“Intruding into private activity on private property in the course of private social legal arrangements that previously would have been unthinkable of Harvard social life control—that’s what’s new,” Silverglate said. “It’s truly radical and disturbing to anyone that believes in liberty.”
For former University President Lawrence H. Summers, the University’s recent initiatives on social life and cultural sensitivity could detract from a focus on academics.
“I think as a University we should be concentrating on academic excellence rather than making broad statements of values—whether it is through placemats in our dining halls or kindness pledges or sanctions on student association,” Summers said.
‘Academics Should Be the Foreground’
Despite the pressure he has placed on the College’s final clubs, Khurana fervently resists the perception that social life is at the top of his agenda.
“The biggest focus this year is on the academics of the College, to make sure that academics should be the foreground of the Harvard College experience,” Khurana said.
According to Khurana, 80 percent of his time is dedicated to work related to academics, spending the rest of his time on other areas including social life.
Pointing to the increase in number of freshman seminars, introduction of a paid meal program for students and faculty, and overhaul of the College’s beleaguered general education program, Khurana said administrators have already implemented a host of academic-focused reforms.
One such endeavor includes the creation of the Honor Council, the governing body composed of College administrators and undergraduates that enforces the honor code and adjudicates cheating cases. Khurana, who serves as the chair of the Honor Council, has been “instrumental” in the honor code’s roll out, said Freshman Resident Dean for Ivy Yard Michael C. Ranen.
In administrators’ minds, although Khurana is often seen in the context of social life, he has focused just as much on academic matters.
“I don’t think that the social is any more important to him than the other two,” interim Dean of Student Life Thomas A. Dingman ’67 said, referencing the College’s three-part mission to provide an intellectual, social, and personal “transformation.” “It may just be the circumstances that led him to the social piece, but I don’t think that’s a greater importance than the other two.”
“Dean Khurana, like previous deans of Harvard College, have all worked tirelessly to ensure that students are receiving an intellectually transformative education,” Associate Dean of the College Joan Rouse wrote in an emailed statement.
Outside of his office, however, Khurana’s sanctions against final clubs have drawn the attention of the national media, outlets the Dean argued contribute to a mischaracterization of his priorities.
“I think that’s partly due to where people pay public attention to, by news accounts, partly fermented by what people have different interests in,” he said in a recent interview.
When asked if he considered his two-year tenure as a departure from previous deans, Khurana framed no conclusions.
“I don’t know enough about the predecessor deans to make any judgement that would be informed,” he said. “I see myself as part of a long thread of notions of making Harvard College a standard in a liberal arts and sciences education.”
—Staff writer Jalin P. Cunningham can be reached at firstname.lastname@example.org.

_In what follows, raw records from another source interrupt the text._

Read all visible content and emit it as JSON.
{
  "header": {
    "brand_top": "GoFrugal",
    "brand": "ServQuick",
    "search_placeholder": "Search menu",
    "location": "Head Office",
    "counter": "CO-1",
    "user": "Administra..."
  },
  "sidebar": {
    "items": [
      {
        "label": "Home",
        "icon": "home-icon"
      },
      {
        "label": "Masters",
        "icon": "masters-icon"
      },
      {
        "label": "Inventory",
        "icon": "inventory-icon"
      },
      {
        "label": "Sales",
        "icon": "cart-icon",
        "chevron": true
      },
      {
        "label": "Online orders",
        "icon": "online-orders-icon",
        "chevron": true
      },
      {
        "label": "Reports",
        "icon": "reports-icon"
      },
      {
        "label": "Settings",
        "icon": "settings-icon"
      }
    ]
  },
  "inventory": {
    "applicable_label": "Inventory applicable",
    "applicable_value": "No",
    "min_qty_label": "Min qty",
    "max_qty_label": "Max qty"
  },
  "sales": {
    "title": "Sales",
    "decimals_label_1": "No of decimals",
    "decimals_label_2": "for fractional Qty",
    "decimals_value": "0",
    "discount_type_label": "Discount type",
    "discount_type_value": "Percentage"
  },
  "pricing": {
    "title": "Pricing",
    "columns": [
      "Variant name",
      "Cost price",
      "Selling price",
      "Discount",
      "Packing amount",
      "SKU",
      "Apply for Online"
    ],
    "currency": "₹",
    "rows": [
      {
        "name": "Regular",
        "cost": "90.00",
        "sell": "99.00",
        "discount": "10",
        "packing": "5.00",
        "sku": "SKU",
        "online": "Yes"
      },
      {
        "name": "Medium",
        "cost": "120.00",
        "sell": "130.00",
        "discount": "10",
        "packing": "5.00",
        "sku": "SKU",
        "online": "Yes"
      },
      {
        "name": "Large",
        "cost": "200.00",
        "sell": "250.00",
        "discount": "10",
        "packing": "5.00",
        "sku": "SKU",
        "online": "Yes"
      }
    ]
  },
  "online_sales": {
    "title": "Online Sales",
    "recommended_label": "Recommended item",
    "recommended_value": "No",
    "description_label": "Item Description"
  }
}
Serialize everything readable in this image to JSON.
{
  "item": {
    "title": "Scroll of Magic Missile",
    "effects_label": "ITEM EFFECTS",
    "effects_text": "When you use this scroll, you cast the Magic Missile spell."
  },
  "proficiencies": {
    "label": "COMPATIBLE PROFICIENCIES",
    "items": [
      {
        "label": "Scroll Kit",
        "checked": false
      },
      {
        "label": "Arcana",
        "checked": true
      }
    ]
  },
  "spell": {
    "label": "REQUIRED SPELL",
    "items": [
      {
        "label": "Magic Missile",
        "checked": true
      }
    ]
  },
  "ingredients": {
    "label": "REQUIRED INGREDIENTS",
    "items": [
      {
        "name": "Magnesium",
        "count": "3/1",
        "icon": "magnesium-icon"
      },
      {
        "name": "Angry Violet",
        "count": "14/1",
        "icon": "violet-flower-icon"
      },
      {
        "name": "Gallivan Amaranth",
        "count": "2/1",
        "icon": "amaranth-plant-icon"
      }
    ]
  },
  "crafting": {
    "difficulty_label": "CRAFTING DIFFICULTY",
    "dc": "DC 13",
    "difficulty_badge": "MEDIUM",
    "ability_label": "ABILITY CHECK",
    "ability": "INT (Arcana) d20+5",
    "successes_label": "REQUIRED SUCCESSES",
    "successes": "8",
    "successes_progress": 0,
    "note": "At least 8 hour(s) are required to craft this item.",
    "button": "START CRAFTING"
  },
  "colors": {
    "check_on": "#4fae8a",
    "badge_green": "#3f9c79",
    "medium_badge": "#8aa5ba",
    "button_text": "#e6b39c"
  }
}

Follow her on Twitter @JalinCunningham.
—Staff writer Ignacio Sabate can be reached at email@example.com. Follow him on Twitter @ignacio_sabate.